An article from Hearthside Home Care
In-Home Caregivers Tips for Sharing from the Generations: Recipe Reminiscing
Nearly every family has its favourite recipes handed down from generation to generation and in-home caregivers have the unique opportunity to offer those reminders. Parents have likely handed down those recipes for treats or goodies to the next generation and would likely feel special if they could help you hand those same recipes down to subsequent generations.
By handing them down, it is more than simply writing out the list of ingredients and the instructions. It means standing with them and making the cookies or rolls or whatever treat the recipe is for. It is the interaction the children had when they learned how to make the special treat. As a gift you could make the food item and give it to your parents as a token of your appreciation for teaching you how to make it.
Another option could be to create a cookbook of your family’s favourite recipes, making sure you include the name of the relative that was famous for making it for family gatherings. In addition to your parents, you can include recipes from aunts, uncles, sisters and brothers to bolster the strength of the book and add to the treasured memories it contains.
Remember though that not all of your parents’ or grandparents’ recipes were written down. Instead many of them cooked from memory and in order to include those recipes in a family cookbook, you will probably have to stand beside them, helping them of course, and write down the ingredients and instructions as you go. Once you are done with each recipe you can categorize it before turning it into a cookbook to be treasured by subsequent generations.
The important thing to remember is to have personal instructions available from all of those contributing to the cookbook. No doubt most will tell you that the most important ingredient is love, and in most instances you will, as an in-home caregiver, find that to be true, much as it is true with the care you are providing your family member.
As a gift for those to whom you are providing care, you could place all of the family’s favourite recipes onto cards and arrange them in a small basket also containing flowers. This can rest on a bedside table or elsewhere in the room where the parent can read through the many items and remember how and when they cooked each item in the basket. Several baskets could be created to share with other members of the family.
If the parent had a favourite recipe for rolls for example, you can replicate the recipe and deliver a basket of rolls weekly or monthly, reminding them of those rolls. This unselfish act would undoubtedly be appreciated and if they have dietary restrictions, the ingredients can be changed to reflect those restrictions without losing the taste or texture of the rolls.
Whether you use a three-ring binder with tabs to separate categories of recipes or loose leaf paper for your cookbook, it will not be as important as the recipes included. If in-home caregivers can save some of the hand written recipes from years gone by they can add personal value to the cookbook. The important thing isn’t how professionally made the cookbook appears or the quality of the paper. It is the quality of memories the recipes spark along with the love it can generate for many subsequent generations.

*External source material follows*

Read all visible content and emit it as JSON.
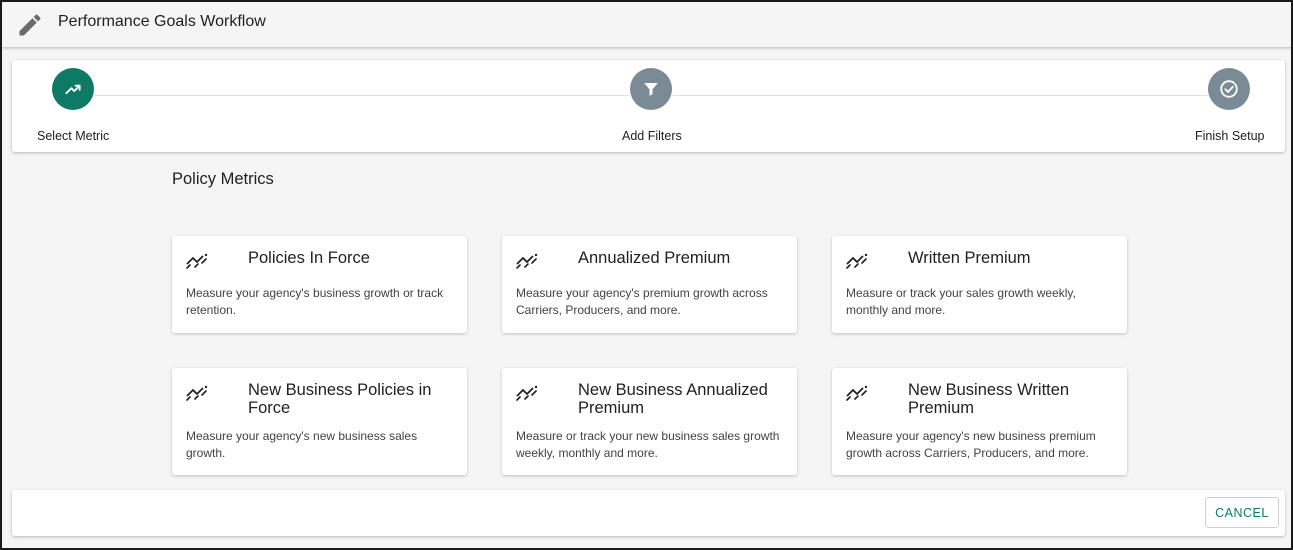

By Carissa Stella
Found this article when looking for something completely different and when I saw the title I just had to post it – Ted